A civil disobedience campaign to protest against last month’s military takeover in Sudan waned on Monday with life appearing to be heading back to normal on its second and final day.
The campaign was called by the Sudanese Professionals Association (SPA), a pro-democracy alliance that played an important role in the uprising that ousted former president Omar Al Bashir in 2019.But, as was the case on Sunday, most banks and shops opened in Khartoum on Monday.
Schools also remained open, but attendance was low in some as parents kept children home.
More than 100 people were arrested on Sunday during a protest led by schoolteachers opposed to the military takeover. They were all released on Monday without charge, judicial officials said. The protest was part of the civil disobedience campaign.
Sunday’s demonstrations were the latest action by professional unions opposed to the military takeover. Doctors and pharmacists have been on strike for the past two weeks, only handling urgent cases in state healthcare centres. Private clinics are operating as normal.
Other professionals on strike include employees of the Central Bank.
The streets of Khartoum were packed with traffic on Monday, with life in the city inching closer to normal. But many government offices remained closed and classes at the University of Khartoum were suspended.
“We protest in waves. And eventually, the coup will be defeated,” said Khaled Fathy, a senior member of the SPA.
The group and allied neighbourhood resistance committees have opposed the military takeover using a variety of tactics, including strikes, street barricades and demonstrations.
The first campaign of civil disobedience began the day the military announced the takeover, but fizzled out after about a week. Organisers said that was owing to the need to alleviate the suffering of millions who work for daily wages.
The military seized power on October 25, dismissing the civilian-led, transitional government and arresting dozens of officials and politicians. The move has drawn international criticism and led to protests on the streets across the country.
At least 12 protesters were killed and about 300 injured in a series of demonstrations after October 25, including protests on October 30 that attracted hundreds of thousands in Khartoum and elsewhere in Sudan.
Army chief Gen Abdel Fattah Al Burhan has declared a nationwide state of emergency and vowed to hold elections in July 2023. He also suspended the work of a state commission mandated with dismantling remnants of Al Bashir's regime.

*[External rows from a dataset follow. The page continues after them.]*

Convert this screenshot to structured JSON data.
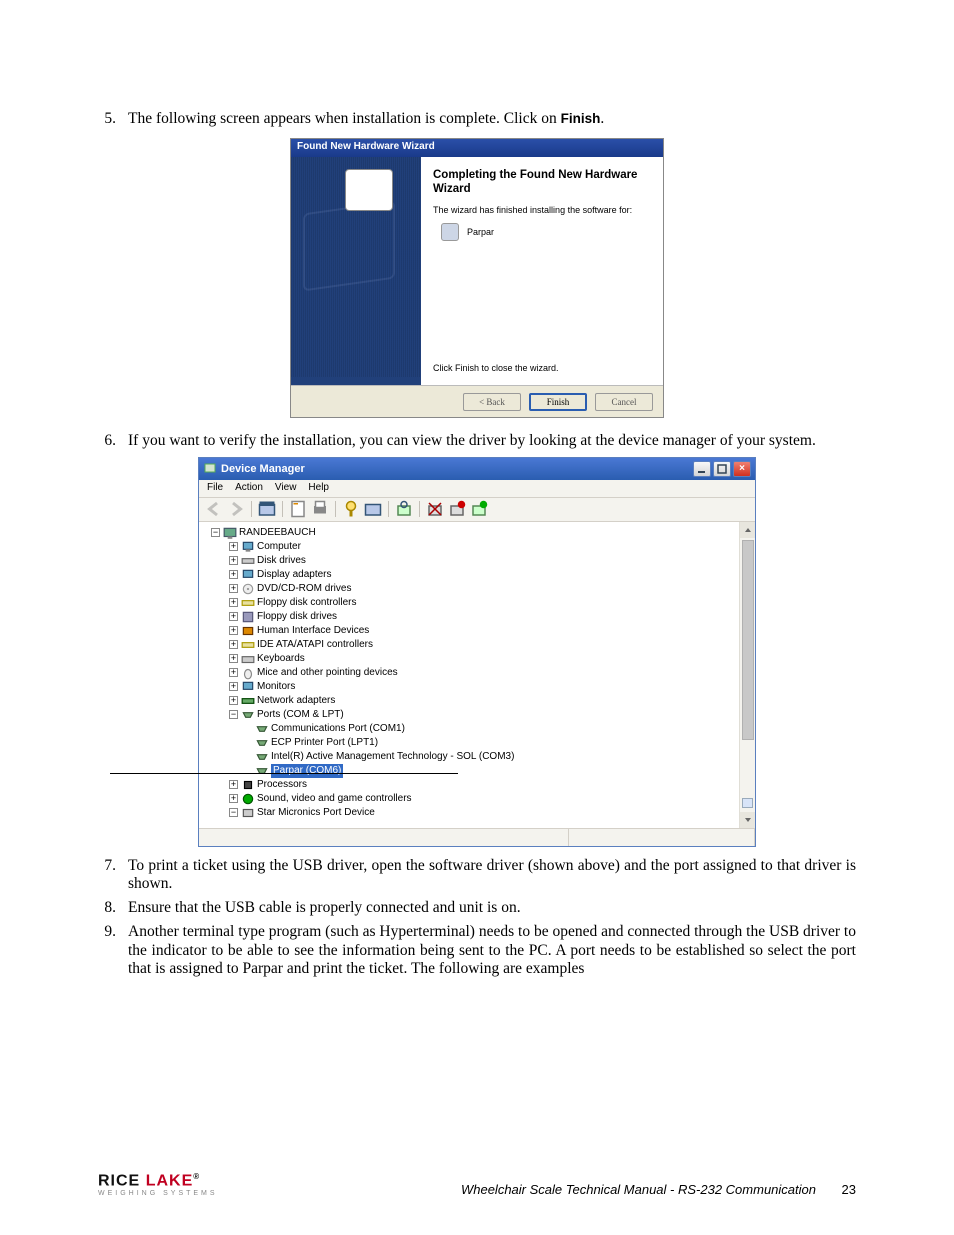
{
  "steps": {
    "s5": {
      "num": "5.",
      "text_a": "The following screen appears when installation is complete. Click on ",
      "finish": "Finish",
      "text_b": "."
    },
    "s6": {
      "num": "6.",
      "text": "If you want to verify the installation, you can view the driver by looking at the device manager of your system."
    },
    "s7": {
      "num": "7.",
      "text": "To print a ticket using the USB driver, open the software driver (shown above) and the port assigned to that driver is shown."
    },
    "s8": {
      "num": "8.",
      "text": "Ensure that the USB cable is properly connected and unit is on."
    },
    "s9": {
      "num": "9.",
      "text": "Another terminal type program (such as Hyperterminal) needs to be opened and connected through the USB driver to the indicator to be able to see the information being sent to the PC. A port needs to be established so select the port that is assigned to Parpar and print the ticket. The following are examples"
    }
  },
  "wizard": {
    "title": "Found New Hardware Wizard",
    "heading": "Completing the Found New Hardware Wizard",
    "sub": "The wizard has finished installing the software for:",
    "device": "Parpar",
    "close_hint": "Click Finish to close the wizard.",
    "btn_back": "< Back",
    "btn_finish": "Finish",
    "btn_cancel": "Cancel"
  },
  "dm": {
    "title": "Device Manager",
    "menu": {
      "file": "File",
      "action": "Action",
      "view": "View",
      "help": "Help"
    },
    "root": "RANDEEBAUCH",
    "nodes": {
      "computer": "Computer",
      "disk": "Disk drives",
      "display": "Display adapters",
      "dvd": "DVD/CD-ROM drives",
      "fdc": "Floppy disk controllers",
      "fdd": "Floppy disk drives",
      "hid": "Human Interface Devices",
      "ide": "IDE ATA/ATAPI controllers",
      "kbd": "Keyboards",
      "mice": "Mice and other pointing devices",
      "mon": "Monitors",
      "net": "Network adapters",
      "ports": "Ports (COM & LPT)",
      "com1": "Communications Port (COM1)",
      "lpt1": "ECP Printer Port (LPT1)",
      "sol": "Intel(R) Active Management Technology - SOL (COM3)",
      "parpar": "Parpar (COM6)",
      "proc": "Processors",
      "sound": "Sound, video and game controllers",
      "star": "Star Micronics Port Device"
    }
  },
  "footer": {
    "brand1a": "RICE",
    "brand1b": "LAKE",
    "brand_mark": "®",
    "brand2": "WEIGHING SYSTEMS",
    "doc": "Wheelchair Scale Technical Manual - RS-232 Communication",
    "page": "23"
  }
}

“We have taken a vow before the people of Sudan and the international community to complete the journey of transition and elections and not to hinder the freedom of political activity so long as it remains peaceful and within legitimate rights,” Gen Al Burhan told Al Jazeera.

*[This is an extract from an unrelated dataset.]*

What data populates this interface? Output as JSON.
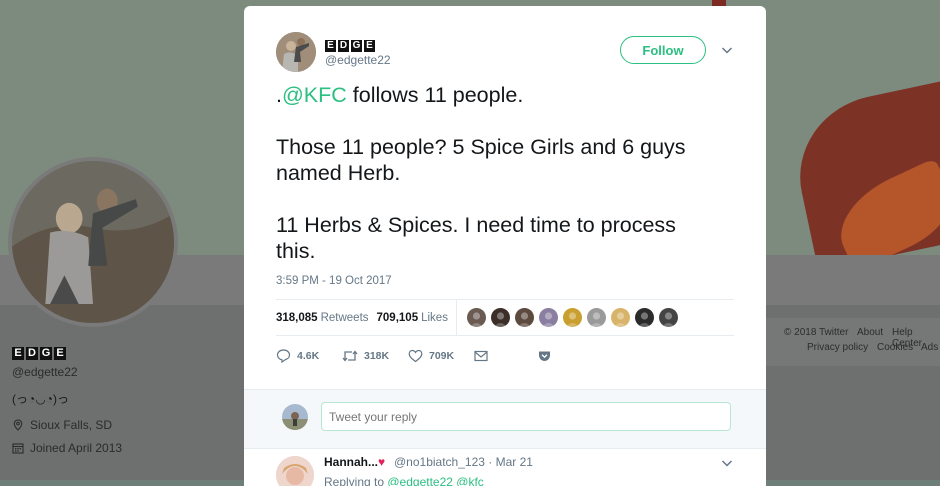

He denied soldiers were behind the killing of protesters, saying the violence was being investigated. Activists have said the dead and injured suffered gunshot wounds, mostly to the chest and head.